• _GIVEN RECORDS_
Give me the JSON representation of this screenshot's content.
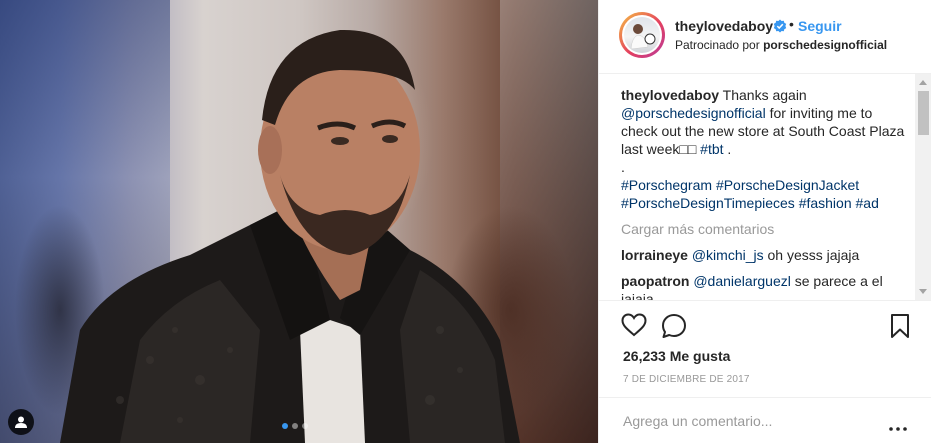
{
  "post": {
    "username": "theylovedaboy",
    "follow_label": "Seguir",
    "separator": "•",
    "sponsored_prefix": "Patrocinado por",
    "sponsor": "porschedesignofficial",
    "caption": {
      "user": "theylovedaboy",
      "part1": " Thanks again ",
      "mention": "@porschedesignofficial",
      "part2": " for inviting me to check out the new store at South Coast Plaza last week□□ ",
      "tag": "#tbt",
      "part3": " .",
      "dot": ".",
      "hashtags": [
        "#Porschegram",
        "#PorscheDesignJacket",
        "#PorscheDesignTimepieces",
        "#fashion",
        "#ad"
      ]
    },
    "load_more": "Cargar más comentarios",
    "comments": [
      {
        "user": "lorraineye",
        "mention": "@kimchi_js",
        "text": " oh yesss jajaja"
      },
      {
        "user": "paopatron",
        "mention": "@danielarguezl",
        "text": " se parece a el jajaja"
      }
    ],
    "likes": "26,233 Me gusta",
    "date": "7 DE DICIEMBRE DE 2017",
    "comment_placeholder": "Agrega un comentario...",
    "more_label": "•••"
  },
  "colors": {
    "link": "#003569",
    "follow": "#3897f0",
    "muted": "#999999",
    "text": "#262626",
    "verified": "#3897f0"
  },
  "icons": [
    "verified-badge-icon",
    "heart-icon",
    "comment-icon",
    "bookmark-icon",
    "more-icon",
    "user-tag-icon"
  ],
  "carousel": {
    "count": 3,
    "active": 1
  }
}
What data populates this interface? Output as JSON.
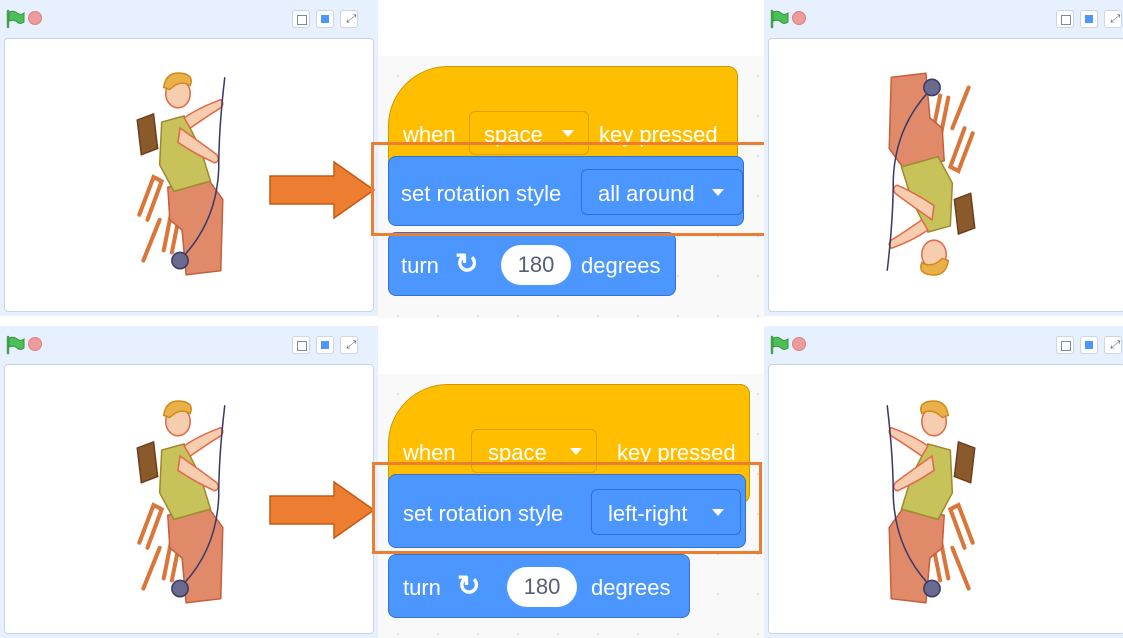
{
  "stage": {
    "green_flag_icon": "green-flag-icon",
    "stop_icon": "stop-sign-icon",
    "small_stage_icon": "small-stage-icon",
    "normal_stage_icon": "normal-stage-icon",
    "fullscreen_icon": "fullscreen-icon"
  },
  "examples": [
    {
      "event_block": {
        "when": "when",
        "key": "space",
        "pressed": "key pressed"
      },
      "rotation_block": {
        "label": "set rotation style",
        "value": "all around"
      },
      "turn_block": {
        "turn": "turn",
        "degrees_value": "180",
        "degrees": "degrees"
      }
    },
    {
      "event_block": {
        "when": "when",
        "key": "space",
        "pressed": "key pressed"
      },
      "rotation_block": {
        "label": "set rotation style",
        "value": "left-right"
      },
      "turn_block": {
        "turn": "turn",
        "degrees_value": "180",
        "degrees": "degrees"
      }
    }
  ],
  "colors": {
    "events": "#ffbf00",
    "motion": "#4c97ff",
    "highlight": "#ed7d31",
    "arrow": "#ed7d31"
  }
}
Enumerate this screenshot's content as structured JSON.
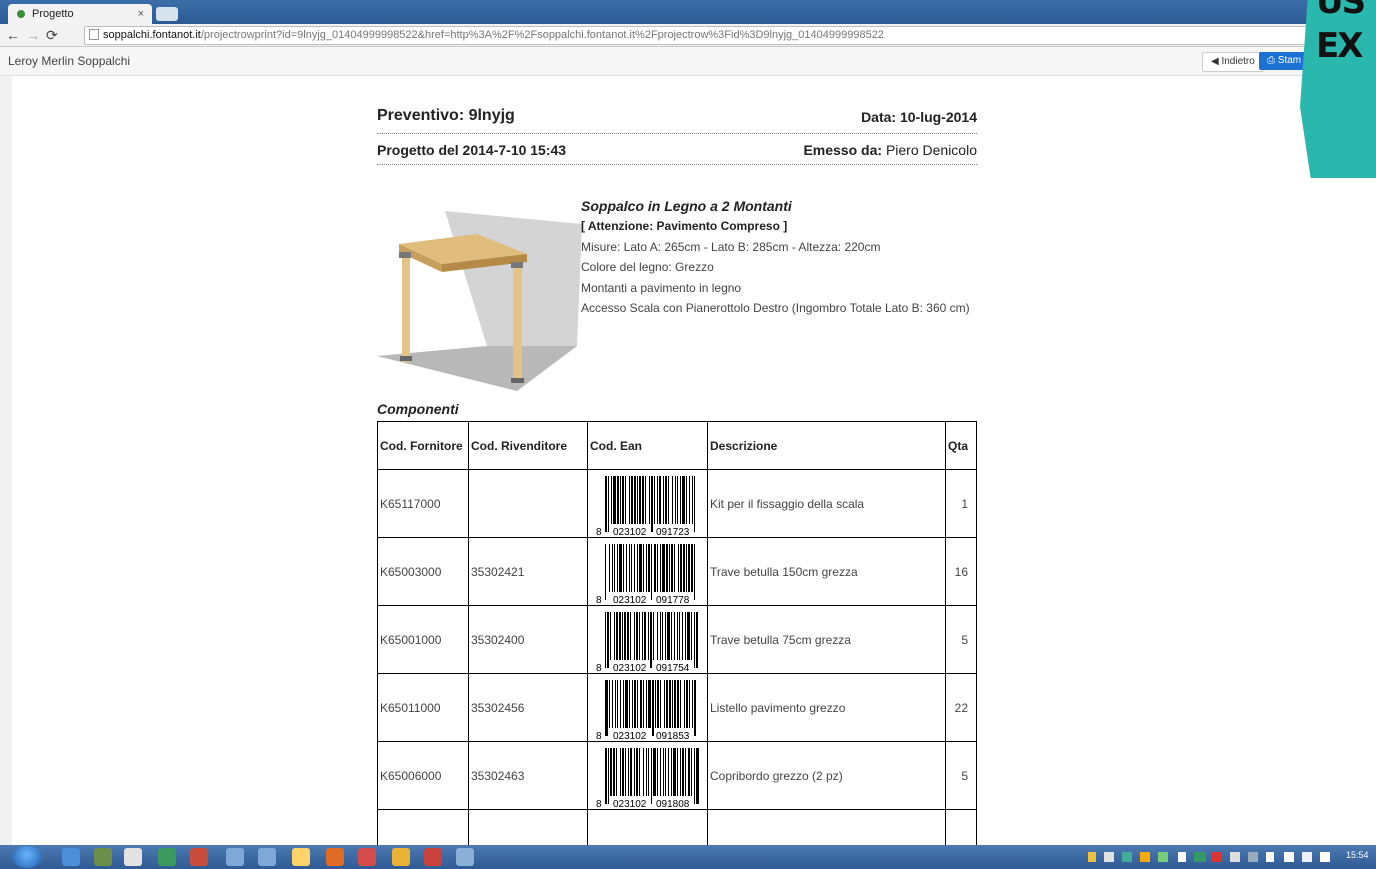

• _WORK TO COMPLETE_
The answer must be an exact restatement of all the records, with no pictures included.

• _SOLUTION_
Give me the JSON representation of this screenshot's content.
{
  "post": {
    "username": "theylovedaboy",
    "follow_label": "Seguir",
    "separator": "•",
    "sponsored_prefix": "Patrocinado por",
    "sponsor": "porschedesignofficial",
    "caption": {
      "user": "theylovedaboy",
      "part1": " Thanks again ",
      "mention": "@porschedesignofficial",
      "part2": " for inviting me to check out the new store at South Coast Plaza last week□□ ",
      "tag": "#tbt",
      "part3": " .",
      "dot": ".",
      "hashtags": [
        "#Porschegram",
        "#PorscheDesignJacket",
        "#PorscheDesignTimepieces",
        "#fashion",
        "#ad"
      ]
    },
    "load_more": "Cargar más comentarios",
    "comments": [
      {
        "user": "lorraineye",
        "mention": "@kimchi_js",
        "text": " oh yesss jajaja"
      },
      {
        "user": "paopatron",
        "mention": "@danielarguezl",
        "text": " se parece a el jajaja"
      }
    ],
    "likes": "26,233 Me gusta",
    "date": "7 DE DICIEMBRE DE 2017",
    "comment_placeholder": "Agrega un comentario...",
    "more_label": "•••"
  },
  "colors": {
    "link": "#003569",
    "follow": "#3897f0",
    "muted": "#999999",
    "text": "#262626",
    "verified": "#3897f0"
  },
  "icons": [
    "verified-badge-icon",
    "heart-icon",
    "comment-icon",
    "bookmark-icon",
    "more-icon",
    "user-tag-icon"
  ],
  "carousel": {
    "count": 3,
    "active": 1
  }
}
What data populates this interface? Output as JSON.
{
  "stage": {
    "green_flag_icon": "green-flag-icon",
    "stop_icon": "stop-sign-icon",
    "small_stage_icon": "small-stage-icon",
    "normal_stage_icon": "normal-stage-icon",
    "fullscreen_icon": "fullscreen-icon"
  },
  "examples": [
    {
      "event_block": {
        "when": "when",
        "key": "space",
        "pressed": "key pressed"
      },
      "rotation_block": {
        "label": "set rotation style",
        "value": "all around"
      },
      "turn_block": {
        "turn": "turn",
        "degrees_value": "180",
        "degrees": "degrees"
      }
    },
    {
      "event_block": {
        "when": "when",
        "key": "space",
        "pressed": "key pressed"
      },
      "rotation_block": {
        "label": "set rotation style",
        "value": "left-right"
      },
      "turn_block": {
        "turn": "turn",
        "degrees_value": "180",
        "degrees": "degrees"
      }
    }
  ],
  "colors": {
    "events": "#ffbf00",
    "motion": "#4c97ff",
    "highlight": "#ed7d31",
    "arrow": "#ed7d31"
  }
}
Enumerate this screenshot's content as structured JSON.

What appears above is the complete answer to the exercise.